● **Directions for this task**
Your task is to tally the lines of the listing containing the word "Setup" and report the figure alone.

----------

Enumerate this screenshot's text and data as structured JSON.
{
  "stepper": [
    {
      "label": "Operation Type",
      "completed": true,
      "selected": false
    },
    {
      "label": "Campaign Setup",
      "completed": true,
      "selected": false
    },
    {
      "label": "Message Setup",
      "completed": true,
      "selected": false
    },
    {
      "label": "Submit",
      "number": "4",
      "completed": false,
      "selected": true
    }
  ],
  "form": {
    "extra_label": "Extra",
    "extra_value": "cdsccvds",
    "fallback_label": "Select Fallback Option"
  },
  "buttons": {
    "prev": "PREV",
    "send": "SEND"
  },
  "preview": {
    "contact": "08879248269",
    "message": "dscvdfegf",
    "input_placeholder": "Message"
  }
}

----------

● **Reply**
2